Recovering from Illness (平復帖)
Lu Ji (陸機, 261–303), Jin Dynasty (266–420)
Album leaf mounted as a handscroll, ink on paper, 23.7 x 20.6 cm, The Palace Museum, Beijing
Lu Ji, a native of Huating (now part of Shanghai), came from an eminent family: his grandfather Lu Xun (陸遜) and his father, Lu Kang (陸抗), were famous Wu generals. Lu Ji demonstrated great literary talent from an early age, and as he matured his intellectual abilities continued to extend beyond the creation of calligraphic forms. His treatise Rhymeprose on Literature (Wen Fu, 文賦), for example, has held an important place among ancient Chinese literary theories.

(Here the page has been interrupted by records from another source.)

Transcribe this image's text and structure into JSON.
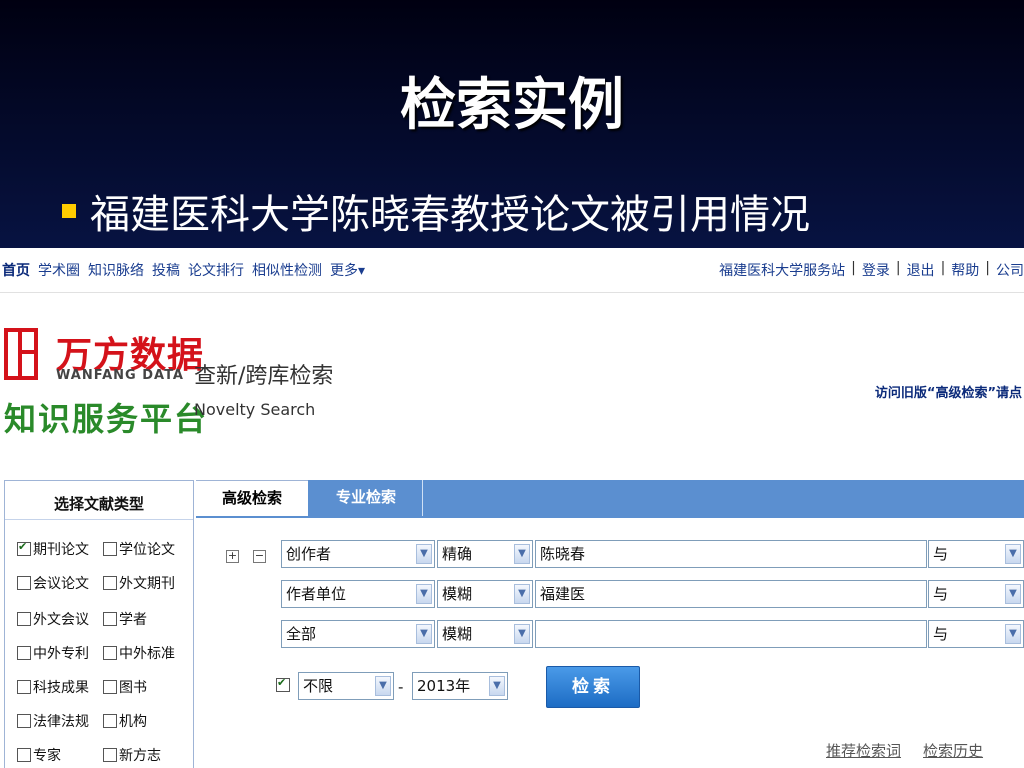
{
  "slide": {
    "title": "检索实例",
    "bullet": "福建医科大学陈晓春教授论文被引用情况"
  },
  "topnav": {
    "home": "首页",
    "items": [
      "学术圈",
      "知识脉络",
      "投稿",
      "论文排行",
      "相似性检测",
      "更多▾"
    ],
    "right": [
      "福建医科大学服务站",
      "登录",
      "退出",
      "帮助",
      "公司"
    ]
  },
  "header": {
    "logo_cn": "万方数据",
    "logo_en": "WANFANG DATA",
    "platform": "知识服务平台",
    "novelty_cn": "查新/跨库检索",
    "novelty_en": "Novelty Search",
    "old_link": "访问旧版“高级检索”请点"
  },
  "sidebar": {
    "title": "选择文献类型",
    "items": [
      {
        "label": "期刊论文",
        "checked": true
      },
      {
        "label": "学位论文",
        "checked": false
      },
      {
        "label": "会议论文",
        "checked": false
      },
      {
        "label": "外文期刊",
        "checked": false
      },
      {
        "label": "外文会议",
        "checked": false
      },
      {
        "label": "学者",
        "checked": false
      },
      {
        "label": "中外专利",
        "checked": false
      },
      {
        "label": "中外标准",
        "checked": false
      },
      {
        "label": "科技成果",
        "checked": false
      },
      {
        "label": "图书",
        "checked": false
      },
      {
        "label": "法律法规",
        "checked": false
      },
      {
        "label": "机构",
        "checked": false
      },
      {
        "label": "专家",
        "checked": false
      },
      {
        "label": "新方志",
        "checked": false
      }
    ]
  },
  "tabs": {
    "advanced": "高级检索",
    "professional": "专业检索"
  },
  "search": {
    "plus": "+",
    "minus": "−",
    "rows": [
      {
        "field": "创作者",
        "match": "精确",
        "value": "陈晓春",
        "logic": "与"
      },
      {
        "field": "作者单位",
        "match": "模糊",
        "value": "福建医",
        "logic": "与"
      },
      {
        "field": "全部",
        "match": "模糊",
        "value": "",
        "logic": "与"
      }
    ],
    "year_from": "不限",
    "year_sep": "-",
    "year_to": "2013年",
    "button": "检索"
  },
  "bottom_links": [
    "推荐检索词",
    "检索历史"
  ],
  "colors": {
    "slide_bg": "#0d2a8a",
    "tab_bar": "#5b8fd0",
    "button": "#1d6cc4",
    "logo_red": "#d4121a",
    "platform_green": "#2a8a2a"
  }
}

This letter has survived almost two millennia to become a true calligraphic treasure. The letter itself has an unsophisticated style. The strokes are blunt and resemble bundles of silk or crooked iron wires — a far cry from the elegant calligraphic style of the Eastern Jin. Yet although the writing was rendered in draft-cursive (zhangcao, 章草), some of the characters are vertically oblong and tend to connect with characters that followed, showing a transition from draft-cursive to latter-day cursive script (jincao, 今草). For this reason, it is valuable for the study of the evolution of script forms.
Source: Wang Yuchi, Striving for Perfection amid Social Upheavals, Chapter 3 of Chinese Calligraphy / Ouyang Zhongshi et al., translated and edited by Wang Youfen.